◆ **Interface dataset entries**
• • • • •
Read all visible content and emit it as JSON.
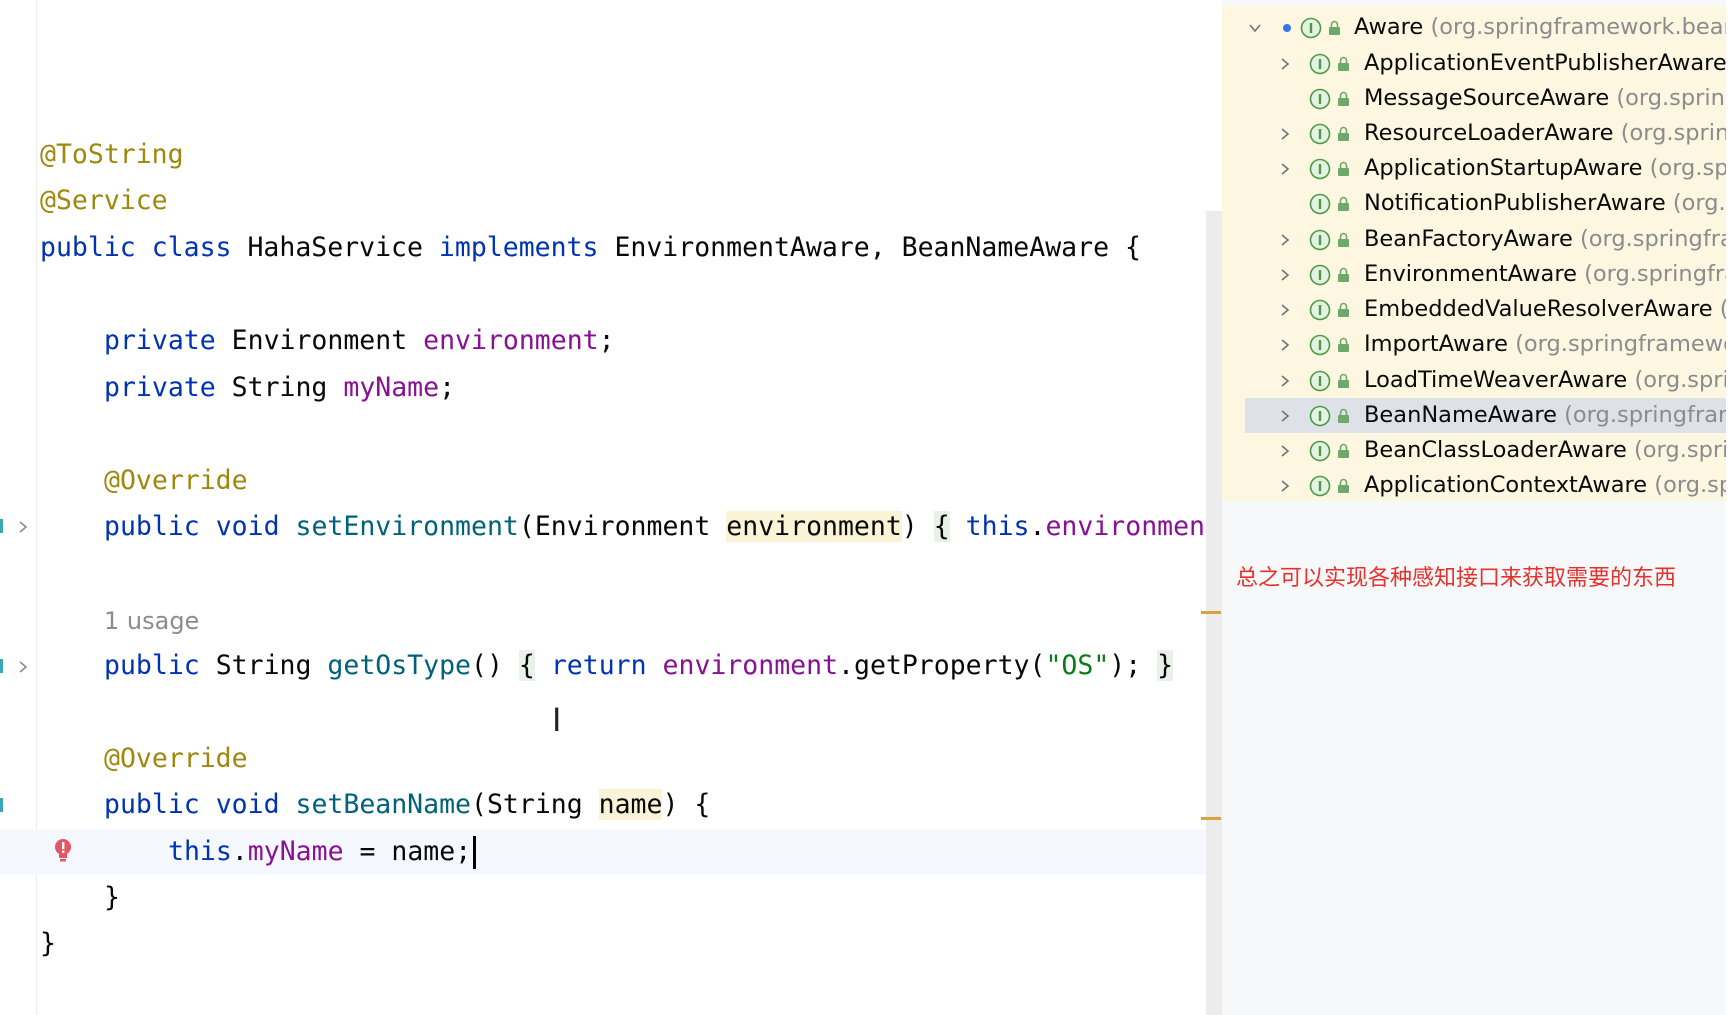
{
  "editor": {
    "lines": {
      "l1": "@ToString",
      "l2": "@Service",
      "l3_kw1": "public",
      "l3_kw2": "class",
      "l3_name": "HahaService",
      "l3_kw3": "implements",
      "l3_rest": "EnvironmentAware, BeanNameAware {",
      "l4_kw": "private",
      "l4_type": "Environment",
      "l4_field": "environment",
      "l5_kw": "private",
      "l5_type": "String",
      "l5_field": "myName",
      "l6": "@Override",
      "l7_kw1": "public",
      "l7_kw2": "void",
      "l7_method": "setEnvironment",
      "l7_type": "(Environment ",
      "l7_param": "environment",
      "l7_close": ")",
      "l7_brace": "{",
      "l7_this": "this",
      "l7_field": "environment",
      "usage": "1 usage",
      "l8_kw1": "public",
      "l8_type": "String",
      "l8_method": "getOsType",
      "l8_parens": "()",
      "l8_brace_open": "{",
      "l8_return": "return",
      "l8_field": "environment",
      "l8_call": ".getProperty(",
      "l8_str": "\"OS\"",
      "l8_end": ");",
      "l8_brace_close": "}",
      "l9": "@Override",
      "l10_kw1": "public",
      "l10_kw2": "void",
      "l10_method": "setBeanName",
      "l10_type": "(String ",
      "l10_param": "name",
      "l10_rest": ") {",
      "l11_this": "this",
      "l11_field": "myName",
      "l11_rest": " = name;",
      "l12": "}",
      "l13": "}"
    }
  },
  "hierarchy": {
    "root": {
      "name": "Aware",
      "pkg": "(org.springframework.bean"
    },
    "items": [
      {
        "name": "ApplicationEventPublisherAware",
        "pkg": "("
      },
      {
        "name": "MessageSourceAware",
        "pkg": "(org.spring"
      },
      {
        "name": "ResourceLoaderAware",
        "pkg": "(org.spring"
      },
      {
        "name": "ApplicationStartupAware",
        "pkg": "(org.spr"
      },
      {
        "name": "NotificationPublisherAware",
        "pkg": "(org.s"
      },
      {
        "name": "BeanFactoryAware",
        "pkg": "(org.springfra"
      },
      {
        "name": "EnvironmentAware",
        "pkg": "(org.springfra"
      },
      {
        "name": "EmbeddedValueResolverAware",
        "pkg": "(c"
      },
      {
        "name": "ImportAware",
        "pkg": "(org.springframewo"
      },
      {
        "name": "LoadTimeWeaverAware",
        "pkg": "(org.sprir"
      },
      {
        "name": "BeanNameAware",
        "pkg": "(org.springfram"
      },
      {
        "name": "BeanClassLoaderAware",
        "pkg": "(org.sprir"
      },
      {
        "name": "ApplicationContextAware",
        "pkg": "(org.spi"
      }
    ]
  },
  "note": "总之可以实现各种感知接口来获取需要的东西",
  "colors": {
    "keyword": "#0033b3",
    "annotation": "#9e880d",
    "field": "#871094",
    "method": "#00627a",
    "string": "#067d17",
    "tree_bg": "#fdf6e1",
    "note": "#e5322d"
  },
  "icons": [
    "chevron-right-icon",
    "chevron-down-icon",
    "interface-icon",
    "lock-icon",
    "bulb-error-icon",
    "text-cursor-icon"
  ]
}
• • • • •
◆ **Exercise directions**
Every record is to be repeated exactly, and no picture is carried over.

◆ **Response to this exercise**
Read all visible content and emit it as JSON.
{
  "editor": {
    "lines": {
      "l1": "@ToString",
      "l2": "@Service",
      "l3_kw1": "public",
      "l3_kw2": "class",
      "l3_name": "HahaService",
      "l3_kw3": "implements",
      "l3_rest": "EnvironmentAware, BeanNameAware {",
      "l4_kw": "private",
      "l4_type": "Environment",
      "l4_field": "environment",
      "l5_kw": "private",
      "l5_type": "String",
      "l5_field": "myName",
      "l6": "@Override",
      "l7_kw1": "public",
      "l7_kw2": "void",
      "l7_method": "setEnvironment",
      "l7_type": "(Environment ",
      "l7_param": "environment",
      "l7_close": ")",
      "l7_brace": "{",
      "l7_this": "this",
      "l7_field": "environment",
      "usage": "1 usage",
      "l8_kw1": "public",
      "l8_type": "String",
      "l8_method": "getOsType",
      "l8_parens": "()",
      "l8_brace_open": "{",
      "l8_return": "return",
      "l8_field": "environment",
      "l8_call": ".getProperty(",
      "l8_str": "\"OS\"",
      "l8_end": ");",
      "l8_brace_close": "}",
      "l9": "@Override",
      "l10_kw1": "public",
      "l10_kw2": "void",
      "l10_method": "setBeanName",
      "l10_type": "(String ",
      "l10_param": "name",
      "l10_rest": ") {",
      "l11_this": "this",
      "l11_field": "myName",
      "l11_rest": " = name;",
      "l12": "}",
      "l13": "}"
    }
  },
  "hierarchy": {
    "root": {
      "name": "Aware",
      "pkg": "(org.springframework.bean"
    },
    "items": [
      {
        "name": "ApplicationEventPublisherAware",
        "pkg": "("
      },
      {
        "name": "MessageSourceAware",
        "pkg": "(org.spring"
      },
      {
        "name": "ResourceLoaderAware",
        "pkg": "(org.spring"
      },
      {
        "name": "ApplicationStartupAware",
        "pkg": "(org.spr"
      },
      {
        "name": "NotificationPublisherAware",
        "pkg": "(org.s"
      },
      {
        "name": "BeanFactoryAware",
        "pkg": "(org.springfra"
      },
      {
        "name": "EnvironmentAware",
        "pkg": "(org.springfra"
      },
      {
        "name": "EmbeddedValueResolverAware",
        "pkg": "(c"
      },
      {
        "name": "ImportAware",
        "pkg": "(org.springframewo"
      },
      {
        "name": "LoadTimeWeaverAware",
        "pkg": "(org.sprir"
      },
      {
        "name": "BeanNameAware",
        "pkg": "(org.springfram"
      },
      {
        "name": "BeanClassLoaderAware",
        "pkg": "(org.sprir"
      },
      {
        "name": "ApplicationContextAware",
        "pkg": "(org.spi"
      }
    ]
  },
  "note": "总之可以实现各种感知接口来获取需要的东西",
  "colors": {
    "keyword": "#0033b3",
    "annotation": "#9e880d",
    "field": "#871094",
    "method": "#00627a",
    "string": "#067d17",
    "tree_bg": "#fdf6e1",
    "note": "#e5322d"
  },
  "icons": [
    "chevron-right-icon",
    "chevron-down-icon",
    "interface-icon",
    "lock-icon",
    "bulb-error-icon",
    "text-cursor-icon"
  ]
}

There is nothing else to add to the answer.